“These trips are especially wonderful for students who have always wanted to travel abroad but can’t afford to spend 15 weeks, like usual study abroad programs, in another country,” she said.

Cynthia Lee Sinclair
Cynthia Lee Sinclair

Hadmack studied abroad in England and has done field work in places such as India, Taiwan, Poland, Hungary, the Czech Republic and Canada.

“Some of my fondest memories and greatest personal growth occurred while studying abroad … it makes history come alive. It also helped me develop greater personality traits such as empathy, perspective and adaptability.”

Hadmack also believes that students will gain more than just knowledge by studying abroad. She said studies show that students who study abroad gain self-confidence, increased maturity and better understanding of their own cultural values and biases.

“They gain a frame of reference for understanding the world from traveling abroad,” she said.



One WCC student who is looking forward to the personal growth studying abroad can bring is Cynthia Lee Sinclair.

With funding from the Gilman and Honda scholarships along with student loans, she has organized her own study abroad trip next semester to 10 countries spread across three continents.

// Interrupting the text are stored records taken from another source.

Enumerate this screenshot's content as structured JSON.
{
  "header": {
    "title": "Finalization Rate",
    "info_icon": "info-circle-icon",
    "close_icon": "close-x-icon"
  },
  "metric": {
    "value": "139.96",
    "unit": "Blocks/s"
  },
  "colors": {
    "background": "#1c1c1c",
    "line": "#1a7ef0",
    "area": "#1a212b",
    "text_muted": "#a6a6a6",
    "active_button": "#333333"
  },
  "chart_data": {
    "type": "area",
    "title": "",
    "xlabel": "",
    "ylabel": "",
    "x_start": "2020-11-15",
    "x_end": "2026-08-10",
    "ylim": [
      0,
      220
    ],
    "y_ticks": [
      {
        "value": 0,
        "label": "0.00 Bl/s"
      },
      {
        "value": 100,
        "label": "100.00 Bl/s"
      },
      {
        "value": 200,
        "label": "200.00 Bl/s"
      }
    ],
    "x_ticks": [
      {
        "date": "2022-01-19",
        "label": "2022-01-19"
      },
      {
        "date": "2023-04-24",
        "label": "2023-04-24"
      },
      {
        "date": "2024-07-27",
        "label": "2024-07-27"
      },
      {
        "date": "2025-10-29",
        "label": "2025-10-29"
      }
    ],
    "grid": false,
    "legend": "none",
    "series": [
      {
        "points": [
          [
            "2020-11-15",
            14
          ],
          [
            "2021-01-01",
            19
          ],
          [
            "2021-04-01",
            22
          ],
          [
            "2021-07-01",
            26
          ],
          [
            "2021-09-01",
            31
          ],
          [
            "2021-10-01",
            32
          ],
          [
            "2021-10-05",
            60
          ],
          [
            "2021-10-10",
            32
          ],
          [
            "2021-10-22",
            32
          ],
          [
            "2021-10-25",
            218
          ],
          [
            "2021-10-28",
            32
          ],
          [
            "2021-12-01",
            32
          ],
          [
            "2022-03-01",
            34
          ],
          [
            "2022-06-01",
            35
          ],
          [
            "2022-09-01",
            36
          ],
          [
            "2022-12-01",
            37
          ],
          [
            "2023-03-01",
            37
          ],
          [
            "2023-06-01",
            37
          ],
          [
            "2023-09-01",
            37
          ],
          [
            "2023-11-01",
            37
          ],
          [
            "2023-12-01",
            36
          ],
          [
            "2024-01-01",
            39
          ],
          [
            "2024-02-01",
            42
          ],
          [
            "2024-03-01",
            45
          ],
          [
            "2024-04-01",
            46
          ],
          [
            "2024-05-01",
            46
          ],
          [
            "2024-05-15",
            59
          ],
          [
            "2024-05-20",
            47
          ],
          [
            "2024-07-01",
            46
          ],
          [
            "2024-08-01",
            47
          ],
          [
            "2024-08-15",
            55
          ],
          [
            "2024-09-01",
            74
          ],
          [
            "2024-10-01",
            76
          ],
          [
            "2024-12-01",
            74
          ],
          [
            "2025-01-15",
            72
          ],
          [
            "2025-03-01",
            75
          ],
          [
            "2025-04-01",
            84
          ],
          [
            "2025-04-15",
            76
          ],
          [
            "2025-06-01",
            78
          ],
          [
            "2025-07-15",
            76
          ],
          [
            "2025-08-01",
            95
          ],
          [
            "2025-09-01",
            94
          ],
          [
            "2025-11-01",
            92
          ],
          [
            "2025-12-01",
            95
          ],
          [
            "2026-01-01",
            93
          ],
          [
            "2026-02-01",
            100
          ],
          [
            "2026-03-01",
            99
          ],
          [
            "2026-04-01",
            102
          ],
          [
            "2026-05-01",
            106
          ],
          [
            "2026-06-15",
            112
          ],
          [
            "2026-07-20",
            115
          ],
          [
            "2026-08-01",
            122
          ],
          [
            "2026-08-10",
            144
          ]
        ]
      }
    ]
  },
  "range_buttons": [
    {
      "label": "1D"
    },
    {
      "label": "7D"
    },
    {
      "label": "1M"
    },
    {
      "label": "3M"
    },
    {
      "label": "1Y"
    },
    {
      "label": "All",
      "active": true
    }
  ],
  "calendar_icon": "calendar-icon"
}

“I am going to New Zealand to our sister campus (Te Whare Wānanga O Awanuiārangi), then I am going to Rome then Geneva then Paris then Berlin then Oslo then London then Edinburgh then all of Ireland then Canada,” Sinclair said.

A former victim of domestic violence and the student representative for the campus sexual violence prevention committee, she will conduct an independent cross-cultural study about violence during her travels.

“I will be doing a study comparing the way different cultures deal with social issues like domestic violence and child abuse,” she said.

For the past two years, she has been in school studying to be a social worker. She hopes to make a career working with domestic violence victims.

“What I am looking forward to the most is the adventure and the chance to learn important things about my future career in the counseling field,” she said.

As a United Methodist pastor, she already has experience serving domestic violence victims. She hopes the findings from her independent study can contribute to the efforts to end domestic violence globally.

“I’m doing this for several reasons, one to realize the dream to be able to reach across borders and join hands as a global community to fight against these important issues,” she said.

Hadmack has been Sinclairʻs coordinator, helping her get approval from other WCC faculty so that she can earn college credit for her independent study project.

“My advice to other students wanting to study abroad is to just start at the new study abroad center that we have here on our campus,” Sinclair said. “The people in charge of it are very experienced and wonderful about helping.”

Many study abroad programs can be applied as independent study courses at WCC. Independent study will allow Sinclair to fulfill graduation requirements while abroad.

“I will be sending back stories each month to Ka ‘Ohana about my travel,” Sinclair said. “I hope everyone will follow my travel blog.”


How to get involved

For the organized trips to Aotearoa and England, there is no definite deadline for signing up yet, but Hadmack says it will be announced next semester.

Students who are interested in studying abroad can visit the school’s study abroad website at

All students have to do is fill out the application on the website. There are no application fees.

Interested students may also contact Hadmack at or by visiting her in either Palānakila 140 or Na‘auao 114 for more information.


by Joshua Farias and Taylor James Kipapa, Ka ‘Ohana Staff Repoters